How to deal with Mailbait floods

Created by Yves Lacombe, Modified on Tue, 22 Mar 2022 at 04:32 PM by Yves Lacombe

What is Mailbait?

Mailbait is when a malicious actor decides to sign up your CEO or one of the higher ups to a bot service that basically signs the person up to a large number (ie: gazillion) of legitimate mailing lists, newsletters and other automated email services.  These services exist and they are designed to flood someone's mailbox with tons of useless email.  Example:

Normally - people who use Mailbait services, it's mainly to test a mail servers ability to handle load and is often used by IT researchers.

Although it's not meant to be used maliciously - it's often the case.  

How do you know $user is affected by mailbait?

They start receiving thousands of subscription confirmation requests from various web forums, newsletter services, and just about every language known to man.

Why isn't proofpoint stopping them?

Because these are otherwise legit emails.  There's not malicious, they're not bulk because it's only a single email coming from a given source.  There's just lots of them coming in, in a very short time span.

What can you do about it?
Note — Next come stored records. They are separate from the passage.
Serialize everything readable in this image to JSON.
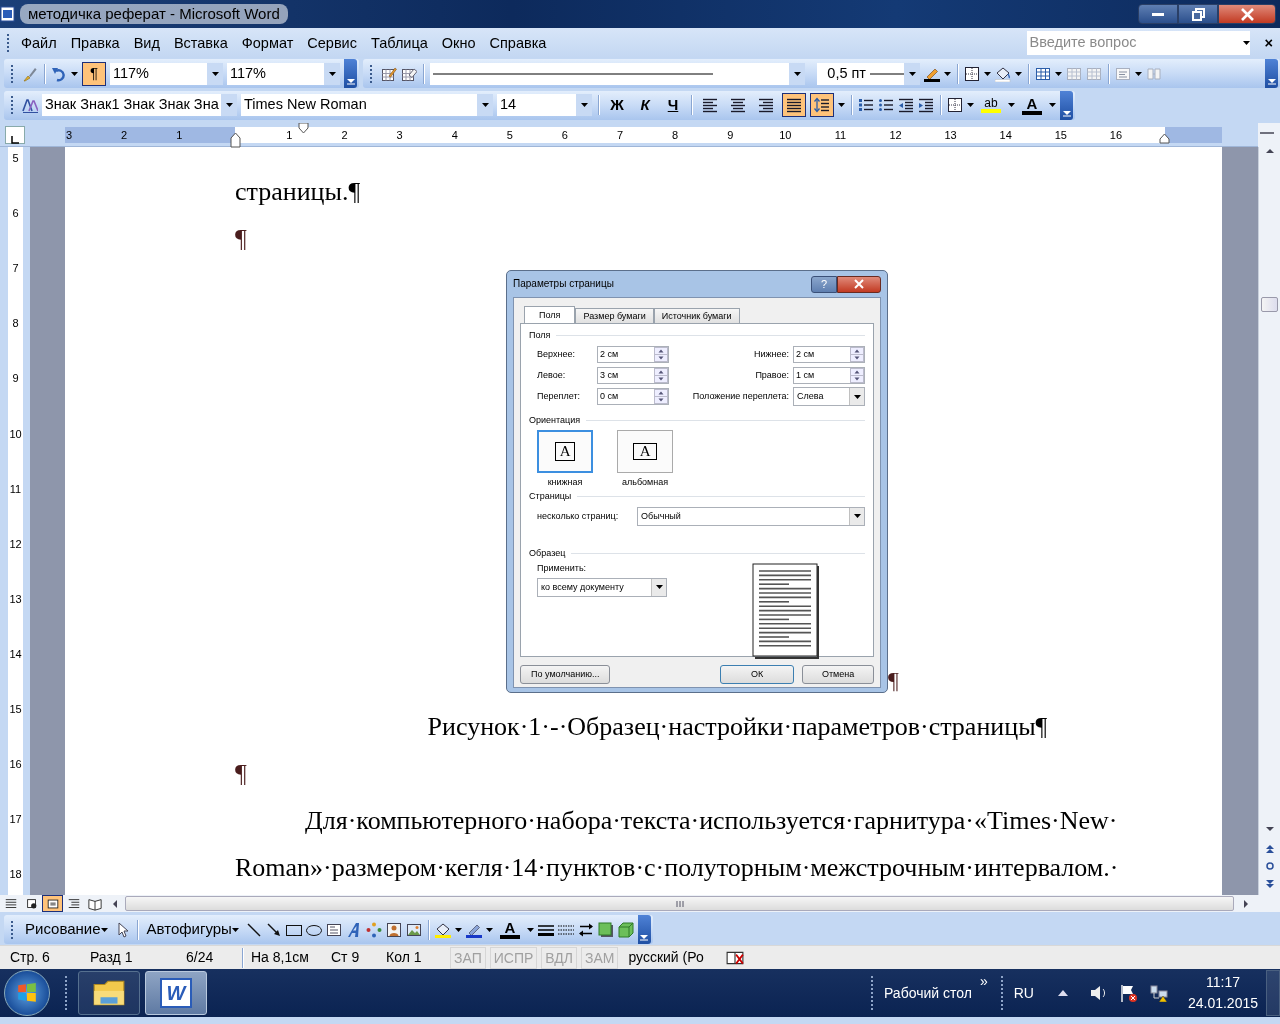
{
  "window": {
    "title": "методичка реферат - Microsoft Word"
  },
  "menu": [
    "Файл",
    "Правка",
    "Вид",
    "Вставка",
    "Формат",
    "Сервис",
    "Таблица",
    "Окно",
    "Справка"
  ],
  "help_search": {
    "placeholder": "Введите вопрос",
    "close": "×"
  },
  "standard_toolbar": {
    "show_marks": {
      "label": "¶",
      "on": true
    },
    "zoom": [
      "117%",
      "117%"
    ]
  },
  "tables_toolbar": {
    "line_weight": "0,5 пт"
  },
  "formatting_toolbar": {
    "style": "Знак Знак1 Знак Знак Зна",
    "font": "Times New Roman",
    "size": "14",
    "bold": "Ж",
    "italic": "К",
    "underline": "Ч",
    "alignment": [
      {
        "selected": false
      },
      {
        "selected": false
      },
      {
        "selected": false
      },
      {
        "selected": true
      }
    ],
    "line_spacing_on": true,
    "highlight_label": "ab",
    "font_color_label": "A"
  },
  "ruler": {
    "left_marks": [
      "3",
      "2",
      "1"
    ],
    "marks": [
      "1",
      "2",
      "3",
      "4",
      "5",
      "6",
      "7",
      "8",
      "9",
      "10",
      "11",
      "12",
      "13",
      "14",
      "15",
      "16"
    ]
  },
  "vertical_ruler": {
    "marks": [
      "5",
      "6",
      "7",
      "8",
      "9",
      "10",
      "11",
      "12",
      "13",
      "14",
      "15",
      "16",
      "17",
      "18"
    ]
  },
  "document": [
    {
      "kind": "text",
      "text": "страницы.¶"
    },
    {
      "kind": "mark",
      "text": "¶"
    },
    {
      "kind": "figure",
      "trailing": "¶"
    },
    {
      "kind": "caption",
      "text": "Рисунок·1·-·Образец·настройки·параметров·страницы¶"
    },
    {
      "kind": "mark",
      "text": "¶"
    },
    {
      "kind": "paragraph",
      "text": "Для·компьютерного·набора·текста·используется·гарнитура·«Times·New·Roman»·размером·кегля·14·пунктов·с·полуторным·межстрочным·интервалом.·"
    }
  ],
  "dialog": {
    "title": "Параметры страницы",
    "help": "?",
    "tabs": [
      {
        "label": "Поля",
        "selected": true
      },
      {
        "label": "Размер бумаги",
        "selected": false
      },
      {
        "label": "Источник бумаги",
        "selected": false
      }
    ],
    "margins_heading": "Поля",
    "margins": [
      {
        "label": "Верхнее:",
        "value": "2 см",
        "kind": "spin"
      },
      {
        "label": "Нижнее:",
        "value": "2 см",
        "kind": "spin"
      },
      {
        "label": "Левое:",
        "value": "3 см",
        "kind": "spin"
      },
      {
        "label": "Правое:",
        "value": "1 см",
        "kind": "spin"
      },
      {
        "label": "Переплет:",
        "value": "0 см",
        "kind": "spin"
      },
      {
        "label": "Положение переплета:",
        "value": "Слева",
        "kind": "select"
      }
    ],
    "orientation_heading": "Ориентация",
    "orientation": [
      {
        "label": "книжная",
        "letter": "A",
        "kind": "portrait",
        "selected": true
      },
      {
        "label": "альбомная",
        "letter": "A",
        "kind": "landscape",
        "selected": false
      }
    ],
    "pages_heading": "Страницы",
    "pages_label": "несколько страниц:",
    "pages_value": "Обычный",
    "sample_heading": "Образец",
    "apply_label": "Применить:",
    "apply_value": "ко всему документу",
    "buttons": [
      {
        "label": "По умолчанию...",
        "kind": "default"
      },
      {
        "label": "ОК",
        "kind": "ok"
      },
      {
        "label": "Отмена",
        "kind": "cancel"
      }
    ]
  },
  "view_buttons": [
    {
      "selected": false
    },
    {
      "selected": false
    },
    {
      "selected": true
    },
    {
      "selected": false
    },
    {
      "selected": false
    }
  ],
  "drawing_toolbar": {
    "drawing": "Рисование",
    "autoshapes": "Автофигуры",
    "font_color_label": "A"
  },
  "status_bar": {
    "cells": [
      "Стр. 6",
      "Разд 1",
      "6/24",
      "На 8,1см",
      "Ст 9",
      "Кол 1"
    ],
    "modes": [
      {
        "label": "ЗАП",
        "disabled": true
      },
      {
        "label": "ИСПР",
        "disabled": true
      },
      {
        "label": "ВДЛ",
        "disabled": true
      },
      {
        "label": "ЗАМ",
        "disabled": true
      }
    ],
    "language": "русский (Ро"
  },
  "taskbar": {
    "apps": [
      {
        "kind": "folder",
        "selected": false
      },
      {
        "kind": "word",
        "label": "W",
        "selected": true
      }
    ],
    "toolbar_label": "Рабочий стол",
    "chevron": "»",
    "language": "RU",
    "time": "11:17",
    "date": "24.01.2015"
  }
}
The only thing we would recommend would be to create a temporary trust list based on the last 30 days of legit senders the person had in the proofpoint message log and then block anything else that is coming in that isn't on this trusted list.

Note that a mailbait attack only lasts a few days.  So when the bot finally finishes looping through all it's known reservoir of newsletters and web forms to subscribe your user to, the volume should abate.

How do I make that trust rule?

First, go into the proofpoint message log and locate the day the mailbait started.  You want to get all the CLEARED emails that were delivered prior to that day.

So lets say in my case, my personnal address is - and the mailbait started on March 22nd 2022.  I want all the good mail that came in from March 21st and prior.

Don't forget to put our designated victim in the to field.

Once you have the result, click on the export button.

You'll get a CSV file ...

Open the CSV file with excel, and then do a data filter on the first line

Start by removing duplicates based on the "from" column and then  you probably want to filter out anything with the word "bounce", "no-reply", "noreply"

By just removing dupes and "noreply"/"bounce" entries, you should go from several thousand senders to a few hundred.

Copy paste the FROM column to a text editor like notepad

In my case, I went from a starting 2000 entries down to 96 just with the dupe removals and the omission of obvious newsletters.  I could chop it down some more since there are some obvious newsletters present I could trim down ... 

After trimming, I've only got around 40 recipients I want to receiving mail from (example).  in the same text editor, I add a comma to each entry except the last one.

After wards, go to proofpoint and create a new inbound rule:

So basically -- block everything coming for this user EXCEPT those that are in the listed addresses in the rule.

This should tie over your end users for the day or so the mailbait flood runs.

Remember to turn off the rule soon after